If you’re reading this, chances are you’ve either just hired a remote employee, or you’re thinking about hiring a remote employee. Just as you’d have to do with an in-office employee, you’ll need to show your new virtual employees the ropes so they can be successful. Through careful consideration and organization, you can successfully onboard a remote employee without the headaches. How do you effectively bring someone onto your team that you’ve never met in person? We’ll tell you how:
Category: Working Remotely
Contributed by: Yuriy Moshes
The dawn of remote work passed a long time ago. Ever since the digital office became possible many companies have utilized a partially virtual workforce. Smartphones and laptops have allowed us to abandon the strictly traditional office environment. In fact, according to a 2018 study by Upwork, 63% of businesses had turned to a virtual workforce by 2018.
COVID-19 has accelerated the shift to remote working conditions for many businesses. This has posed new challenges, not only in terms of management, but also how to remain in compliance with labor laws.
Working remotely is a trend that has grown tremendously over the past ten years. In fact, as of 2020, about 4.7 million people in the United States work from a home office and find remote work normal. Recently, countless more have joined the remote workforce as a response to the coronavirus. With lockdown orders in place, many people who’ve never worked virtually before are transitioning to an online setting.
You may have recently joined over 8 million Americans as a part of the remote workforce. Like many others, you may have a little trouble getting into the swing of things and finding your rhythm, especially when it comes to organization and discipline. Although you may be new to the remote workforce and it may seem overwhelming, you’ll find that you can actually improve your productivity. Here are some tips for getting the most out of your workday:
Whether you work at a startup, nonprofit organization, small business, or large corporation, remote work has become normalized in recent years. In fact, working from home is so normal, that over the last ten years remote work has increased about 91%. Although a large majority of companies have remote employees, many businesses still prefer that their employees come into the office every day to communicate face-to-face. Although traditional shared collaboration spaces work for some, remote work is a reality everyone will soon face. With the rise of the coronavirus, businesses everywhere are struggling to figure out how to manage their company without one central location.
Commuting to work is a thing of the past. More and more business owners are getting into the remote workforce trend. In fact, it has gained so much popularity that it has risen by approximately 115% in the last decade. Having a remote workforce is great because of its flexibility, but you may run into new issues that you would otherwise not have in an office. You may start asking yourself questions such as “How will I know what my employees are up to?” and “How will I ensure that my workforce still works like a team?” While there are systems to make sure that employees are staying productive, creating traditional workplace bonds between your remote team members will take a little more effort and creativity.
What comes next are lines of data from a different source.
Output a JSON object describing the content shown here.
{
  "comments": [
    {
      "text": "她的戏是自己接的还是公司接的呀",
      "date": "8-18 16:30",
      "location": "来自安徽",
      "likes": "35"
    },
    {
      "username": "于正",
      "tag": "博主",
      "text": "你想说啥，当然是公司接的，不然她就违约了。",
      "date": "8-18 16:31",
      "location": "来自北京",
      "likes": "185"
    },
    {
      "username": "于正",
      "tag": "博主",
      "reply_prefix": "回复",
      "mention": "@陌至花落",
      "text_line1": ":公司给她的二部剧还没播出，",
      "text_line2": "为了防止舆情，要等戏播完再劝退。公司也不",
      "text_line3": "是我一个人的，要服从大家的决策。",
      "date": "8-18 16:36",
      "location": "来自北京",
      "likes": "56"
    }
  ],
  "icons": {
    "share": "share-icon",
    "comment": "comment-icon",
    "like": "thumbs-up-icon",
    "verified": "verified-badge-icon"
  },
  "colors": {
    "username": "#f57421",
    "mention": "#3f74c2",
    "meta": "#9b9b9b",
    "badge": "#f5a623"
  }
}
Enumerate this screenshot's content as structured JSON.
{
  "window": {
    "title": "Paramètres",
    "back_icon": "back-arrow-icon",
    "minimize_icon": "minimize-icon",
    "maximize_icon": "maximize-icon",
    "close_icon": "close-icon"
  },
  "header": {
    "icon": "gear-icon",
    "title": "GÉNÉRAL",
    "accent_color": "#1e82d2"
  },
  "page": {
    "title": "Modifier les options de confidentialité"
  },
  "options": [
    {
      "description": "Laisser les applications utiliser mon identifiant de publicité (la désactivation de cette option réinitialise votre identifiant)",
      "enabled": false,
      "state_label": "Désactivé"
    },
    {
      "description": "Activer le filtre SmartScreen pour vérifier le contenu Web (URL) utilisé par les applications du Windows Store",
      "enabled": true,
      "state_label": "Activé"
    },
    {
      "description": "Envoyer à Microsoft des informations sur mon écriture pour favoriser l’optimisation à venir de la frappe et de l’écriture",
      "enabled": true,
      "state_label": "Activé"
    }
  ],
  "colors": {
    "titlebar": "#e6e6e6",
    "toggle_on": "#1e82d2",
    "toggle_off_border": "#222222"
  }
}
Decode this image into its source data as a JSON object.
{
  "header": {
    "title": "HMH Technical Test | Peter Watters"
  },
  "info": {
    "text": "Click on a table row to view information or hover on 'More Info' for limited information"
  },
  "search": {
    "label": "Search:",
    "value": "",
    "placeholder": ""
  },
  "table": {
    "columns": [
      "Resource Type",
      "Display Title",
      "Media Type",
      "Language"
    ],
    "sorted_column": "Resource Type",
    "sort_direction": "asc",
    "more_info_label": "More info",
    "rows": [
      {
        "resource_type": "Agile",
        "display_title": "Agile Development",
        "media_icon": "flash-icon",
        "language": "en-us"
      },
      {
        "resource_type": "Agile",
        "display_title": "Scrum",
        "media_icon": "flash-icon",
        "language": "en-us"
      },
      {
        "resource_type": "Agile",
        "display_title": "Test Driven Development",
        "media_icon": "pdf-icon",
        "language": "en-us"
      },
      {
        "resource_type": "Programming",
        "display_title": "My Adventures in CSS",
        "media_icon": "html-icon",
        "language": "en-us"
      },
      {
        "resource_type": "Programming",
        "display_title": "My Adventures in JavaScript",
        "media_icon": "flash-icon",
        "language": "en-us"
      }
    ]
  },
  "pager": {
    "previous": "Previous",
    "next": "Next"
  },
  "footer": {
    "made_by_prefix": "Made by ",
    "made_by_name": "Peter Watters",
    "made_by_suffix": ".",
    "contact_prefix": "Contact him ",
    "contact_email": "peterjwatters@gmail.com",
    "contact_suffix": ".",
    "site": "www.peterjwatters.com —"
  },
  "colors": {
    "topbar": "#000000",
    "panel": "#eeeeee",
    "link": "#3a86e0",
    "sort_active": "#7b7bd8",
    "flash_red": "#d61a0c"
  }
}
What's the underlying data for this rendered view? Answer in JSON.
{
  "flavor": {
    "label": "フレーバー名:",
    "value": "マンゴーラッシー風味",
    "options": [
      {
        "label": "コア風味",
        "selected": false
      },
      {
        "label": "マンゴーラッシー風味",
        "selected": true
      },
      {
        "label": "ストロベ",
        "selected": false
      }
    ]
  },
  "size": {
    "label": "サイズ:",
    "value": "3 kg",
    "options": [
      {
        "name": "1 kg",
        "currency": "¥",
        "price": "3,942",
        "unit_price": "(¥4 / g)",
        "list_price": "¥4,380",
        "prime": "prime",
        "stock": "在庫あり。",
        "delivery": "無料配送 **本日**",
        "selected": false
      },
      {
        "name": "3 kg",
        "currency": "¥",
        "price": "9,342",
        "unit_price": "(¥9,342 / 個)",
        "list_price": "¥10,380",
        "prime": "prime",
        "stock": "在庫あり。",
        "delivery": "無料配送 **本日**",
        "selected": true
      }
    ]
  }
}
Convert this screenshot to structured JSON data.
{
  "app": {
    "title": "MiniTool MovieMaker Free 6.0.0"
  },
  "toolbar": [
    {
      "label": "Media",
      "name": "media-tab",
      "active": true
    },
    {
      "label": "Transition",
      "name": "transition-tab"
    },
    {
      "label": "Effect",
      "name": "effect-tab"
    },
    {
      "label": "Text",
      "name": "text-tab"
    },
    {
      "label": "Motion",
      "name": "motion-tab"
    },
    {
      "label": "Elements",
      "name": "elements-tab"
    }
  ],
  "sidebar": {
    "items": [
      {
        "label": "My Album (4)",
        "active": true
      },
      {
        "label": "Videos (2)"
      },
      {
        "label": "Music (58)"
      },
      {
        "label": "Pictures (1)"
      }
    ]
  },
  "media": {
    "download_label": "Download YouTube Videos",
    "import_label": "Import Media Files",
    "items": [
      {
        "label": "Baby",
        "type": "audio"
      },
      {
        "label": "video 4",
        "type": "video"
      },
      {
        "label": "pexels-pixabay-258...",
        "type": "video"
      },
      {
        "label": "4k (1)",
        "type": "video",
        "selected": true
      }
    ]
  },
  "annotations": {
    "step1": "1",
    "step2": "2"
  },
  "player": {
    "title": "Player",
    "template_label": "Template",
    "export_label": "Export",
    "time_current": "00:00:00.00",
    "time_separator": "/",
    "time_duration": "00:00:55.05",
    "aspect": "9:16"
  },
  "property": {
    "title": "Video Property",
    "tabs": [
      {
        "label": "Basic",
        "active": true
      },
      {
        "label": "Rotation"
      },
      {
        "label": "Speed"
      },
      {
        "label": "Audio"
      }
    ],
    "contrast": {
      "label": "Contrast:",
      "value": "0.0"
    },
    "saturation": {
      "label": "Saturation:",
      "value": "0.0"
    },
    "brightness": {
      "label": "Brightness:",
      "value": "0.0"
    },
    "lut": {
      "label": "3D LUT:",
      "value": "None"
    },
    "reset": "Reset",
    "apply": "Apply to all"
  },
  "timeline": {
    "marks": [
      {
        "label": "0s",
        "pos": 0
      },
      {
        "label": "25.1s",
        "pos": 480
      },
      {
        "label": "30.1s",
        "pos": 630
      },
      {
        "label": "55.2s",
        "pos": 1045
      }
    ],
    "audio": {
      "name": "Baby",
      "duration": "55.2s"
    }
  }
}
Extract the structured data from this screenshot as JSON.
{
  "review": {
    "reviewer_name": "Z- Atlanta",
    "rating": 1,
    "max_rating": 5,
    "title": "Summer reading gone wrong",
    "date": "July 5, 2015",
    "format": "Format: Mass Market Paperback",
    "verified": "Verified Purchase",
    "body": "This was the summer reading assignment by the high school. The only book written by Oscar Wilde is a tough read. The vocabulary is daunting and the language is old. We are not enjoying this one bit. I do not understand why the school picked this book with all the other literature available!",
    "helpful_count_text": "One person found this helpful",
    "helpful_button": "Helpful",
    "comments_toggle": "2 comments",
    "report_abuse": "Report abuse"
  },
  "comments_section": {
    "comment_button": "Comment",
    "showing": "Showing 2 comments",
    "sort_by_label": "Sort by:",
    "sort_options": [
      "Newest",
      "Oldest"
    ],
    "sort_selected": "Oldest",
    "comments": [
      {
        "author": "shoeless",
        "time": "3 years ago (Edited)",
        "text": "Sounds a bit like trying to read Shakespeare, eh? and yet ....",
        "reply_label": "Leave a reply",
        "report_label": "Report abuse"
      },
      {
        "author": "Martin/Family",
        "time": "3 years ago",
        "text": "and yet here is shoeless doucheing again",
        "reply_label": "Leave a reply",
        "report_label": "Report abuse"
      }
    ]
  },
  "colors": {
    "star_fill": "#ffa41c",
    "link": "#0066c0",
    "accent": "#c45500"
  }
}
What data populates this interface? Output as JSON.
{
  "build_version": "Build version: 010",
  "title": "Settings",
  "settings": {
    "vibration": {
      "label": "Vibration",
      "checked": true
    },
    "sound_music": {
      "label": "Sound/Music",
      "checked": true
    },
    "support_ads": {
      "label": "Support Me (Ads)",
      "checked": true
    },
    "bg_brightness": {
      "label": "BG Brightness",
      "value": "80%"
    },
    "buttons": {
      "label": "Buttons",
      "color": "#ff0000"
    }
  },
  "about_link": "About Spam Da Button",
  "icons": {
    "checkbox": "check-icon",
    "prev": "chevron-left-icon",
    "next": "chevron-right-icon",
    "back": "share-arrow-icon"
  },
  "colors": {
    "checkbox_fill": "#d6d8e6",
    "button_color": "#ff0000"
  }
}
Working remote is becoming popular in the US, a trend that grows daily. Approximately 4 million US employees (about 3%) work from home at least half of the week. With an estimated 168% increase of remote employees within the next 10 years, companies everywhere will need to prepare. Although convenient for many, working remotely can come with many distractions for employees. Employers may also find it harder than expected to manage their remote employees. Remote workers must be able to organize and discipline themselves when outside the office. Those unable to adjust can miss deadlines, stress themselves out, and provide poor quality of work. Here are some tips to share with your employees about working remotely to help them stay on task and get the most out of their work day:
Contributed by: Lisa Michaels
Giving employees the freedom to work from home is a growing trend. It’s a trend that helps employers recruit and retain top talent because the convenience and comfort of working from home is appealing to employees. It’s good for employers too as it may even reduce employer expenses.
But you can’t just send remote workers to the wolves. A company needs a defined work from home policy to make it work.
Contributed by Jen McKenzie
More and more companies are utilizing remote workers these days. While there are numerous advantages to doing so, there are challenges too. Remote workers often feel isolated or not part of the group. It’s easy to forget about employees in different locations that you don’t see every day. Here are four practical ways to make your remote employees feel like they are part of your team.
Trust is not automatic. If it were, we could get ourselves into real trouble sometimes. The self-preservation instinct can make us skeptical, especially if we’ve been burned before, but staying skeptical won’t do us any good either. Building trust with workers and developing positive relationships can help a company succeed.
Telecommuting is becoming as much a requirement as a perk these days. With so many single parent households, dual income families, and less help from extended families, taking off in the middle of the day is sometimes a necessity and making up for the time at home is the only way to put in a full week’s work.
There was a time when more women stayed home with their kids. It was their job to do the shopping, pay the bills, cart the kids to sports, and attend meetings and conferences. There were no conflicts with work because this was their work. The kid’s needs were attended to without any interruptions at dad’s workplace.
Of course, every family wasn’t so idyllic but this arrangement was more the norm then than it is today. Now many parents are taking care of two jobs – the job of caring for the home and children and the job of making a living.
Telecommuting creates new opportunities and new challenges for employees and employers alike. While telecommuting provides employees with more job opportunities and employers with a wider hiring pool, it also provides unique challenges to workplace communication and productivity.